Your task:
Below is a block of records; repeat all of them exactly.

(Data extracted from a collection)
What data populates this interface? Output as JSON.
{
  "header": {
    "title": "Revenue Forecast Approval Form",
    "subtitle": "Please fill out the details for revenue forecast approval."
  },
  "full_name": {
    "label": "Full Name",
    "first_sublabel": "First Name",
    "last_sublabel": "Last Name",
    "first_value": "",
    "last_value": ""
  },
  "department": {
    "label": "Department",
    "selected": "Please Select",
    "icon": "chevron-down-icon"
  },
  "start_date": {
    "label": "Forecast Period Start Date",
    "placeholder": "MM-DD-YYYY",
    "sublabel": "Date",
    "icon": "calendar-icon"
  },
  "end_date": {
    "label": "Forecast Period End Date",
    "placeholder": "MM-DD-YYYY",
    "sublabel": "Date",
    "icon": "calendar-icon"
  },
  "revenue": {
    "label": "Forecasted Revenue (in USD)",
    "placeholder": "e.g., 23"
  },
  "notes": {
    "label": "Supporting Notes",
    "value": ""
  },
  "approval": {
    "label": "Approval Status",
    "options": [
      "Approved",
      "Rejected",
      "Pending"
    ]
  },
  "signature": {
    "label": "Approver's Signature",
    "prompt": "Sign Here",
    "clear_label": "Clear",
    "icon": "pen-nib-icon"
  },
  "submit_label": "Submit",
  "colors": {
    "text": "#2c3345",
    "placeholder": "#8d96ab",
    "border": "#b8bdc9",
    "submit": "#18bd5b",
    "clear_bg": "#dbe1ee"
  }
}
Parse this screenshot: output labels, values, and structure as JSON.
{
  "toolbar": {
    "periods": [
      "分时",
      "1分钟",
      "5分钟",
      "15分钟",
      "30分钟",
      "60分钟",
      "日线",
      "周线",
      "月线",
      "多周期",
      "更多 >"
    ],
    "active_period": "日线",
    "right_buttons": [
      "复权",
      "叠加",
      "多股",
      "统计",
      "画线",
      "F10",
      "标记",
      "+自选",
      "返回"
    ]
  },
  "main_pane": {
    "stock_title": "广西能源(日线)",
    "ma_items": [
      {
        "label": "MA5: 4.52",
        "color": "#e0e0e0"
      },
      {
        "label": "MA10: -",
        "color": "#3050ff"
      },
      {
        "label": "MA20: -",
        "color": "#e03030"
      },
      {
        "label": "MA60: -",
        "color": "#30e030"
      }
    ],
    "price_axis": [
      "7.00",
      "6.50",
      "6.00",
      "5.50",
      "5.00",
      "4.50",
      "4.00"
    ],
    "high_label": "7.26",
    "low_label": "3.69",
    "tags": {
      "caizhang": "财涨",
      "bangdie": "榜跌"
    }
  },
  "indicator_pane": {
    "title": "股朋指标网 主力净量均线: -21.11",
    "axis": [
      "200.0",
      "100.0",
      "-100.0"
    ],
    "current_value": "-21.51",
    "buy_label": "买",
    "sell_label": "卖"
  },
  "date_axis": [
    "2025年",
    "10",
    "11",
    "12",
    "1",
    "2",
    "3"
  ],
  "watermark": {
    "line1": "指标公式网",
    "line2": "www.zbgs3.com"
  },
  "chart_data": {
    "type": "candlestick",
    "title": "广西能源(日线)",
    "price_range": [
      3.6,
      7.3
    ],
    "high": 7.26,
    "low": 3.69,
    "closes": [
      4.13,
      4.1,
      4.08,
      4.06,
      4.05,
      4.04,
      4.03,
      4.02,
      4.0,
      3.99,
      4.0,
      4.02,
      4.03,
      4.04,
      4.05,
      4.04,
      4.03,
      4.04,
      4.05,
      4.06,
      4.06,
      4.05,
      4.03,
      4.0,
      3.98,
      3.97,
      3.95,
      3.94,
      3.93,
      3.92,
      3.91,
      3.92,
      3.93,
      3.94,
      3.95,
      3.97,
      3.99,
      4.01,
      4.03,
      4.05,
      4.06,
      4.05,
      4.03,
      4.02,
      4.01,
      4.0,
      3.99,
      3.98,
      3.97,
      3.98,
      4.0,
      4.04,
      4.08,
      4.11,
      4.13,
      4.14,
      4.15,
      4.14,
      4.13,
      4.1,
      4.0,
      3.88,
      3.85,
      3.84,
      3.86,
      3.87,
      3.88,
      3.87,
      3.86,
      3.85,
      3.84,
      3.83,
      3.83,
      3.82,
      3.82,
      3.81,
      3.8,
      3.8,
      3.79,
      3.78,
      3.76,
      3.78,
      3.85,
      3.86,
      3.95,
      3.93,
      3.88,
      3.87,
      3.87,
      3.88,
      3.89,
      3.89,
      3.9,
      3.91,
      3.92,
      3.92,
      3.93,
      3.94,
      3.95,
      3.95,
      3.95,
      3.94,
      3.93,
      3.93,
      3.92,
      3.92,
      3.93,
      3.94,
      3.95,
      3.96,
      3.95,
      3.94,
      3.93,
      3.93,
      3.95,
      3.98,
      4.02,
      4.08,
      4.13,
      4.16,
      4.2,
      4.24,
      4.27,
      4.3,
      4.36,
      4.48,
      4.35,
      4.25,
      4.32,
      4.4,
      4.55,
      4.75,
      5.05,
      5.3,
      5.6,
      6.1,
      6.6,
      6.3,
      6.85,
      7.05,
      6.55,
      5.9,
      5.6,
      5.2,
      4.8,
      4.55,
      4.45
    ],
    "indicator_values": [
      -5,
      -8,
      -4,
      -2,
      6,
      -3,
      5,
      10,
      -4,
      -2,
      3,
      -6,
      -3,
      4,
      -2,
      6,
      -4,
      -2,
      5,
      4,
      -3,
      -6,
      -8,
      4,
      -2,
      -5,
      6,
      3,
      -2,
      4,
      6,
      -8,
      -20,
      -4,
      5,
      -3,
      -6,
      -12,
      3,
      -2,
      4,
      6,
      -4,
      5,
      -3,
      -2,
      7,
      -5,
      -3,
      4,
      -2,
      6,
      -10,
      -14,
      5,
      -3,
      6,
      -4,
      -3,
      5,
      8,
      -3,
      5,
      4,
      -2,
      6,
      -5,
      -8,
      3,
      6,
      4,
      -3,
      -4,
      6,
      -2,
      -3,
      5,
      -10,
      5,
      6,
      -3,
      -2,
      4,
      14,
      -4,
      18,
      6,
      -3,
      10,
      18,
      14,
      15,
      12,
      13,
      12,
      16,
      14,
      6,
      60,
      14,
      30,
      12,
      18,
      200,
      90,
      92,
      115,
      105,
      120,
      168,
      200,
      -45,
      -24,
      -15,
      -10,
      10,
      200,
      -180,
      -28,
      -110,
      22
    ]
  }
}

Written response:
What data populates this interface? Output as JSON.
{
  "header": {
    "title": "Revenue Forecast Approval Form",
    "subtitle": "Please fill out the details for revenue forecast approval."
  },
  "full_name": {
    "label": "Full Name",
    "first_sublabel": "First Name",
    "last_sublabel": "Last Name",
    "first_value": "",
    "last_value": ""
  },
  "department": {
    "label": "Department",
    "selected": "Please Select",
    "icon": "chevron-down-icon"
  },
  "start_date": {
    "label": "Forecast Period Start Date",
    "placeholder": "MM-DD-YYYY",
    "sublabel": "Date",
    "icon": "calendar-icon"
  },
  "end_date": {
    "label": "Forecast Period End Date",
    "placeholder": "MM-DD-YYYY",
    "sublabel": "Date",
    "icon": "calendar-icon"
  },
  "revenue": {
    "label": "Forecasted Revenue (in USD)",
    "placeholder": "e.g., 23"
  },
  "notes": {
    "label": "Supporting Notes",
    "value": ""
  },
  "approval": {
    "label": "Approval Status",
    "options": [
      "Approved",
      "Rejected",
      "Pending"
    ]
  },
  "signature": {
    "label": "Approver's Signature",
    "prompt": "Sign Here",
    "clear_label": "Clear",
    "icon": "pen-nib-icon"
  },
  "submit_label": "Submit",
  "colors": {
    "text": "#2c3345",
    "placeholder": "#8d96ab",
    "border": "#b8bdc9",
    "submit": "#18bd5b",
    "clear_bg": "#dbe1ee"
  }
}
Parse this screenshot: output labels, values, and structure as JSON.
{
  "toolbar": {
    "periods": [
      "分时",
      "1分钟",
      "5分钟",
      "15分钟",
      "30分钟",
      "60分钟",
      "日线",
      "周线",
      "月线",
      "多周期",
      "更多 >"
    ],
    "active_period": "日线",
    "right_buttons": [
      "复权",
      "叠加",
      "多股",
      "统计",
      "画线",
      "F10",
      "标记",
      "+自选",
      "返回"
    ]
  },
  "main_pane": {
    "stock_title": "广西能源(日线)",
    "ma_items": [
      {
        "label": "MA5: 4.52",
        "color": "#e0e0e0"
      },
      {
        "label": "MA10: -",
        "color": "#3050ff"
      },
      {
        "label": "MA20: -",
        "color": "#e03030"
      },
      {
        "label": "MA60: -",
        "color": "#30e030"
      }
    ],
    "price_axis": [
      "7.00",
      "6.50",
      "6.00",
      "5.50",
      "5.00",
      "4.50",
      "4.00"
    ],
    "high_label": "7.26",
    "low_label": "3.69",
    "tags": {
      "caizhang": "财涨",
      "bangdie": "榜跌"
    }
  },
  "indicator_pane": {
    "title": "股朋指标网 主力净量均线: -21.11",
    "axis": [
      "200.0",
      "100.0",
      "-100.0"
    ],
    "current_value": "-21.51",
    "buy_label": "买",
    "sell_label": "卖"
  },
  "date_axis": [
    "2025年",
    "10",
    "11",
    "12",
    "1",
    "2",
    "3"
  ],
  "watermark": {
    "line1": "指标公式网",
    "line2": "www.zbgs3.com"
  },
  "chart_data": {
    "type": "candlestick",
    "title": "广西能源(日线)",
    "price_range": [
      3.6,
      7.3
    ],
    "high": 7.26,
    "low": 3.69,
    "closes": [
      4.13,
      4.1,
      4.08,
      4.06,
      4.05,
      4.04,
      4.03,
      4.02,
      4.0,
      3.99,
      4.0,
      4.02,
      4.03,
      4.04,
      4.05,
      4.04,
      4.03,
      4.04,
      4.05,
      4.06,
      4.06,
      4.05,
      4.03,
      4.0,
      3.98,
      3.97,
      3.95,
      3.94,
      3.93,
      3.92,
      3.91,
      3.92,
      3.93,
      3.94,
      3.95,
      3.97,
      3.99,
      4.01,
      4.03,
      4.05,
      4.06,
      4.05,
      4.03,
      4.02,
      4.01,
      4.0,
      3.99,
      3.98,
      3.97,
      3.98,
      4.0,
      4.04,
      4.08,
      4.11,
      4.13,
      4.14,
      4.15,
      4.14,
      4.13,
      4.1,
      4.0,
      3.88,
      3.85,
      3.84,
      3.86,
      3.87,
      3.88,
      3.87,
      3.86,
      3.85,
      3.84,
      3.83,
      3.83,
      3.82,
      3.82,
      3.81,
      3.8,
      3.8,
      3.79,
      3.78,
      3.76,
      3.78,
      3.85,
      3.86,
      3.95,
      3.93,
      3.88,
      3.87,
      3.87,
      3.88,
      3.89,
      3.89,
      3.9,
      3.91,
      3.92,
      3.92,
      3.93,
      3.94,
      3.95,
      3.95,
      3.95,
      3.94,
      3.93,
      3.93,
      3.92,
      3.92,
      3.93,
      3.94,
      3.95,
      3.96,
      3.95,
      3.94,
      3.93,
      3.93,
      3.95,
      3.98,
      4.02,
      4.08,
      4.13,
      4.16,
      4.2,
      4.24,
      4.27,
      4.3,
      4.36,
      4.48,
      4.35,
      4.25,
      4.32,
      4.4,
      4.55,
      4.75,
      5.05,
      5.3,
      5.6,
      6.1,
      6.6,
      6.3,
      6.85,
      7.05,
      6.55,
      5.9,
      5.6,
      5.2,
      4.8,
      4.55,
      4.45
    ],
    "indicator_values": [
      -5,
      -8,
      -4,
      -2,
      6,
      -3,
      5,
      10,
      -4,
      -2,
      3,
      -6,
      -3,
      4,
      -2,
      6,
      -4,
      -2,
      5,
      4,
      -3,
      -6,
      -8,
      4,
      -2,
      -5,
      6,
      3,
      -2,
      4,
      6,
      -8,
      -20,
      -4,
      5,
      -3,
      -6,
      -12,
      3,
      -2,
      4,
      6,
      -4,
      5,
      -3,
      -2,
      7,
      -5,
      -3,
      4,
      -2,
      6,
      -10,
      -14,
      5,
      -3,
      6,
      -4,
      -3,
      5,
      8,
      -3,
      5,
      4,
      -2,
      6,
      -5,
      -8,
      3,
      6,
      4,
      -3,
      -4,
      6,
      -2,
      -3,
      5,
      -10,
      5,
      6,
      -3,
      -2,
      4,
      14,
      -4,
      18,
      6,
      -3,
      10,
      18,
      14,
      15,
      12,
      13,
      12,
      16,
      14,
      6,
      60,
      14,
      30,
      12,
      18,
      200,
      90,
      92,
      115,
      105,
      120,
      168,
      200,
      -45,
      -24,
      -15,
      -10,
      10,
      200,
      -180,
      -28,
      -110,
      22
    ]
  }
}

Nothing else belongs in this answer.